WORK ORDER: Search the records below for "name"; copy each line that has it.

RECORDED DATA:
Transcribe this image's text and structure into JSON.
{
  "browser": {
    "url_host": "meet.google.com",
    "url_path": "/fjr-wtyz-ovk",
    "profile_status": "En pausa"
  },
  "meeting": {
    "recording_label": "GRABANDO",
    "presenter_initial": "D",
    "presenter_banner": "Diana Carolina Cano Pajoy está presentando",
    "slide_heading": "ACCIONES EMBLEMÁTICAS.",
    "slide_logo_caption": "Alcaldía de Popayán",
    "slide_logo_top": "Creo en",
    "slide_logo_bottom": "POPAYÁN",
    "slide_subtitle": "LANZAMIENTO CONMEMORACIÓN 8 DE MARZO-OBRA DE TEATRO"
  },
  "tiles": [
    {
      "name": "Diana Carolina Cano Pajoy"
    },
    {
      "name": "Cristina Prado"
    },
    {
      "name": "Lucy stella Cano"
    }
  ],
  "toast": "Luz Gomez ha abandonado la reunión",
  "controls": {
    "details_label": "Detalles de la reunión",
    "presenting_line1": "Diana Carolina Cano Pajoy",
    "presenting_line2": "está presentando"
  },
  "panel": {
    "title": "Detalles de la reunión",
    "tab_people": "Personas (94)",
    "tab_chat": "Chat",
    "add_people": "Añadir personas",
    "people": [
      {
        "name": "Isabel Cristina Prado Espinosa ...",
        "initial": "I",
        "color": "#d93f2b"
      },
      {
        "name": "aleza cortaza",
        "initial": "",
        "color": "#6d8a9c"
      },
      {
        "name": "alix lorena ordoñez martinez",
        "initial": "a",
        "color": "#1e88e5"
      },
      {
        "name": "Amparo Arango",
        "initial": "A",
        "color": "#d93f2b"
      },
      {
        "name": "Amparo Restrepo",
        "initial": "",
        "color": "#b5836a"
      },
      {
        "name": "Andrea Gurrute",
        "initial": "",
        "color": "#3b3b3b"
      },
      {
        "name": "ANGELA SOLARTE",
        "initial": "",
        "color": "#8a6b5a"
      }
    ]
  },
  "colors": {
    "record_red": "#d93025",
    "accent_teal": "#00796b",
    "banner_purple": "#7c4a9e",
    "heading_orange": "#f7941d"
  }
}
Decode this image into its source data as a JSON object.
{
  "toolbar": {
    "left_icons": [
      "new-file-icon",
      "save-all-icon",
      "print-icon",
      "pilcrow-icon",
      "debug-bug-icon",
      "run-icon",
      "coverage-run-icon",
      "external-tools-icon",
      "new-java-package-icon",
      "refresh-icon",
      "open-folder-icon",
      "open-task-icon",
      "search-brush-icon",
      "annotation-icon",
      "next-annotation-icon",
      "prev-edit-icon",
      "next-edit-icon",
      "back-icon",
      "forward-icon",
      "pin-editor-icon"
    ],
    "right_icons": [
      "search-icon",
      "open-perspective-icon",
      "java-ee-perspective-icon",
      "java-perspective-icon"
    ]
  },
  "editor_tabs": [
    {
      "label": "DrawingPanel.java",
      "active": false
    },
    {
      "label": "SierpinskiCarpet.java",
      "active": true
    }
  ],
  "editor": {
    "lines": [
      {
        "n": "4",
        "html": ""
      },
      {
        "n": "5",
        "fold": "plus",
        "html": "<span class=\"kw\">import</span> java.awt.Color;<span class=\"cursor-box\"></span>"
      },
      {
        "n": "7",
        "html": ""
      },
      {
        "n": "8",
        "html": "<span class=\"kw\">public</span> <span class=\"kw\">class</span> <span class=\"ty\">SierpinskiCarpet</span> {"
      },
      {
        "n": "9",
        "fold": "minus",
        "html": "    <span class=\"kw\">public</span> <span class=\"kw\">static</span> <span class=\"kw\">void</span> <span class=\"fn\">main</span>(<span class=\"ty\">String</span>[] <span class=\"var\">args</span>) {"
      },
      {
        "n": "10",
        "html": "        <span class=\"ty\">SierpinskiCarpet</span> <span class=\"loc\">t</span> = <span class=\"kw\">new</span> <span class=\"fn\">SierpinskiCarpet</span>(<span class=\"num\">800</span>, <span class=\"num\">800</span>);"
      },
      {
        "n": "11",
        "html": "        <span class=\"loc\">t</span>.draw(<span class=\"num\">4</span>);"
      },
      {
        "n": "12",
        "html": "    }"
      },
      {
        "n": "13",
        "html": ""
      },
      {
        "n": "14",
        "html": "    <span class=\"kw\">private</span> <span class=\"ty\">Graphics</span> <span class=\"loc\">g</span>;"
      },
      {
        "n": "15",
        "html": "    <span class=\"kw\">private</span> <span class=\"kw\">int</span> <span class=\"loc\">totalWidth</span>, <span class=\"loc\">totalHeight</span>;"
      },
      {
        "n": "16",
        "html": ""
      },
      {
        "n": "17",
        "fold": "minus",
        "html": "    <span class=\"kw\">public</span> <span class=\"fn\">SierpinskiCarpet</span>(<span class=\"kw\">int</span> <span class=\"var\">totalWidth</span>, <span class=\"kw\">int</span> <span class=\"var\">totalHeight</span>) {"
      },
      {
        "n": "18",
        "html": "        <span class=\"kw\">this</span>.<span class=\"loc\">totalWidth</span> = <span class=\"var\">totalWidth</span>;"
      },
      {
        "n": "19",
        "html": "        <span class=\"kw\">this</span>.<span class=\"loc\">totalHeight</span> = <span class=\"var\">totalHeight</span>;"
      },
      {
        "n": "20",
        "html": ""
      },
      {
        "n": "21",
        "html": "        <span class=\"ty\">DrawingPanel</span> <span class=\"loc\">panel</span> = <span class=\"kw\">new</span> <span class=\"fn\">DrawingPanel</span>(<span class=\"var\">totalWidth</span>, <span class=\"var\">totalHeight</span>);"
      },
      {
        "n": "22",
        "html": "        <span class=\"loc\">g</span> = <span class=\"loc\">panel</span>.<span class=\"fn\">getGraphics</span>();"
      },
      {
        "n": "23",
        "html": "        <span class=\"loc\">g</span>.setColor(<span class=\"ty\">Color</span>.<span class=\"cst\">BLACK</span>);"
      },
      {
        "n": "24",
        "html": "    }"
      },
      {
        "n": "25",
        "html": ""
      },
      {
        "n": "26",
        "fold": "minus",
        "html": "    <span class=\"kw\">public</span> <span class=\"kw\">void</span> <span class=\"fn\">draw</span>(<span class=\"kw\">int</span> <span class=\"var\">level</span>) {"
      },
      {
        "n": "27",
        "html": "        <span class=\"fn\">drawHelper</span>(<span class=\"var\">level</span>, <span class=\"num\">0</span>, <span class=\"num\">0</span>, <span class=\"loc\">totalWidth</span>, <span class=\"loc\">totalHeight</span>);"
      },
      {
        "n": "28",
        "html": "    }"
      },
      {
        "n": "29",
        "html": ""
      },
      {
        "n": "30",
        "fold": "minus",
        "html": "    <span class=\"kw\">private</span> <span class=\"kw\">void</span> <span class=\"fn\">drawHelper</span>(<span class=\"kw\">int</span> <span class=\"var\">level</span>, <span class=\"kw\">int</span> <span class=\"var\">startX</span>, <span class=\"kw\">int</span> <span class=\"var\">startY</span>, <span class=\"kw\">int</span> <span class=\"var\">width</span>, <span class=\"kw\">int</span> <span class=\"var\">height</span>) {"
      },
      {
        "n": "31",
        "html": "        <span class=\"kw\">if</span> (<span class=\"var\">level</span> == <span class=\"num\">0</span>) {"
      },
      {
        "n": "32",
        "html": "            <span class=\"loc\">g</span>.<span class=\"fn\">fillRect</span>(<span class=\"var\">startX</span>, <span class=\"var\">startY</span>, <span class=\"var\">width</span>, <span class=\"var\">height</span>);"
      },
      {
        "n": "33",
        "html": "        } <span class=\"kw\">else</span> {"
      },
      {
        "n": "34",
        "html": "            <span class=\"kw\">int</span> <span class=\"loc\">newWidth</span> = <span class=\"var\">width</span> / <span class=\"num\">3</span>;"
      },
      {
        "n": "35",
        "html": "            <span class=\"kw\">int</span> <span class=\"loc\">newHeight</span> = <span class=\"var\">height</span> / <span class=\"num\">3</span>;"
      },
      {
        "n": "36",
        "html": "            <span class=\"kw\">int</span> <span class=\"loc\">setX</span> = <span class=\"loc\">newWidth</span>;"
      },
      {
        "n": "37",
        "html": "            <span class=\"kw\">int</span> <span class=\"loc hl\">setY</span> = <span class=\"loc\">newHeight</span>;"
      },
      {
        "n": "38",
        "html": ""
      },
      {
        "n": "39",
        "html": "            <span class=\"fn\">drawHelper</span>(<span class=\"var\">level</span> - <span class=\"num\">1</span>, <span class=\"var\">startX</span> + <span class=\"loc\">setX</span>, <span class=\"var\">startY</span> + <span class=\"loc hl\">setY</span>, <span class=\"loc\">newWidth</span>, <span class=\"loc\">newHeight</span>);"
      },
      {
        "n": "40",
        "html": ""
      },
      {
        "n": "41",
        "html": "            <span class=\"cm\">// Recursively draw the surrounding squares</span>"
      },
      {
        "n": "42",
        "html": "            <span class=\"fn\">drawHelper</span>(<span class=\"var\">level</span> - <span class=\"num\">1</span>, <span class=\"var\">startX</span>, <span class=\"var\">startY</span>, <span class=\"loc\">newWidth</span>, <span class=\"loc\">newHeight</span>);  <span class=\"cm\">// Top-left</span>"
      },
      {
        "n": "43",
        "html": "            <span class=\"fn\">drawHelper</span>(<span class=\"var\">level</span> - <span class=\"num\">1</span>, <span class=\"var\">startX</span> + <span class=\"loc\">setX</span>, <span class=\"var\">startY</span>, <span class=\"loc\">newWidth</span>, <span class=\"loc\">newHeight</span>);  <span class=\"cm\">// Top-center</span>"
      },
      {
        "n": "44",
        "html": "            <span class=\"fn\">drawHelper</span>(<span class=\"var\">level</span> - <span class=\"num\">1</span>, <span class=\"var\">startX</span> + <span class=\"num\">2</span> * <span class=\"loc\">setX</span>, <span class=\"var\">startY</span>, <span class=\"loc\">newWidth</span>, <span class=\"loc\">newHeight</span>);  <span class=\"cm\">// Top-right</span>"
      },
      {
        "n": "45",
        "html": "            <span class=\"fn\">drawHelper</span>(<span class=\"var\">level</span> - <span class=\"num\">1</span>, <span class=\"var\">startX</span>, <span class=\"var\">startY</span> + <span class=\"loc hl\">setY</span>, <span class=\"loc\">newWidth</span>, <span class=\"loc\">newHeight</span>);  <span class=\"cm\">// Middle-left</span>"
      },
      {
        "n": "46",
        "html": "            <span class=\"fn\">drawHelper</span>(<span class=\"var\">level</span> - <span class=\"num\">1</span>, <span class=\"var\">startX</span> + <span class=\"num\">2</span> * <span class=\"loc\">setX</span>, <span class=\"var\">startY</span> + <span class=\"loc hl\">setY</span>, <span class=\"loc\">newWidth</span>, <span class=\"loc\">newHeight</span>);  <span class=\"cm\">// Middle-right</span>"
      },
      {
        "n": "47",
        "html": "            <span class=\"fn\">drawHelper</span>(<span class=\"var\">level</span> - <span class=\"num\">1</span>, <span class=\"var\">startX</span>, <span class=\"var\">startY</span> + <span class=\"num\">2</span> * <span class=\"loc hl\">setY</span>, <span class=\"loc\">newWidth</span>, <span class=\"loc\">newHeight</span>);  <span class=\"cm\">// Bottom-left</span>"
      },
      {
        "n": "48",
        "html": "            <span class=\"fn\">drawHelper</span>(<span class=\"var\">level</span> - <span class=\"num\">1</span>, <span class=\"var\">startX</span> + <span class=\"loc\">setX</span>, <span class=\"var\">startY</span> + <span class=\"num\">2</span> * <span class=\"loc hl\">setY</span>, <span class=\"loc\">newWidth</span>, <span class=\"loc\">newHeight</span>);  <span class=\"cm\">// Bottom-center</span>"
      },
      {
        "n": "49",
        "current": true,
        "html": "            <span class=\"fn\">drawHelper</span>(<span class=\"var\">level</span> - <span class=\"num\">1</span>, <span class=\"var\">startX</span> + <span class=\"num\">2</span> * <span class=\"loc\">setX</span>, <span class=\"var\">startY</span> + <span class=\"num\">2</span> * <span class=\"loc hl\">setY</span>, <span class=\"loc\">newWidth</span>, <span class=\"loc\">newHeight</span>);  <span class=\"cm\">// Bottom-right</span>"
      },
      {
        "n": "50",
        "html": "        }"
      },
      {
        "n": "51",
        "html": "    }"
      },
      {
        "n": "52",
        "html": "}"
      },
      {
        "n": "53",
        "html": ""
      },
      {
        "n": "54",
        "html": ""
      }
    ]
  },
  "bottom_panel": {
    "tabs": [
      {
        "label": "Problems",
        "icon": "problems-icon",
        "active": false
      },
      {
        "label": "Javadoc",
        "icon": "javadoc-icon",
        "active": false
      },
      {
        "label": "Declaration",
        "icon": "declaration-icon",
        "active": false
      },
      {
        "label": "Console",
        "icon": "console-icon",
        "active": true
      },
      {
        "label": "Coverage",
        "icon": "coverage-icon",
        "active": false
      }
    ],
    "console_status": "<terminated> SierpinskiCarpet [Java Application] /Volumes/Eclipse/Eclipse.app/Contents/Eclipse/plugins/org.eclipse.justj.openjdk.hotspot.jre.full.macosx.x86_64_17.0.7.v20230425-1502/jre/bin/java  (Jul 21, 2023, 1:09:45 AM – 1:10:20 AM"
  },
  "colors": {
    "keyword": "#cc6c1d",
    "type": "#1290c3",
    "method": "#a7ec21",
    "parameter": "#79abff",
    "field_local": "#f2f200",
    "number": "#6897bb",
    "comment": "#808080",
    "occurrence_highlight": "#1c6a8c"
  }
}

COMPLETED TASK:
      "name": "Diana Carolina Cano Pajoy"
      "name": "Cristina Prado"
      "name": "Lucy stella Cano"
        "name": "Isabel Cristina Prado Espinosa ...",
        "name": "aleza cortaza",
        "name": "alix lorena ordoñez martinez",
        "name": "Amparo Arango",
        "name": "Amparo Restrepo",
        "name": "Andrea Gurrute",
        "name": "ANGELA SOLARTE",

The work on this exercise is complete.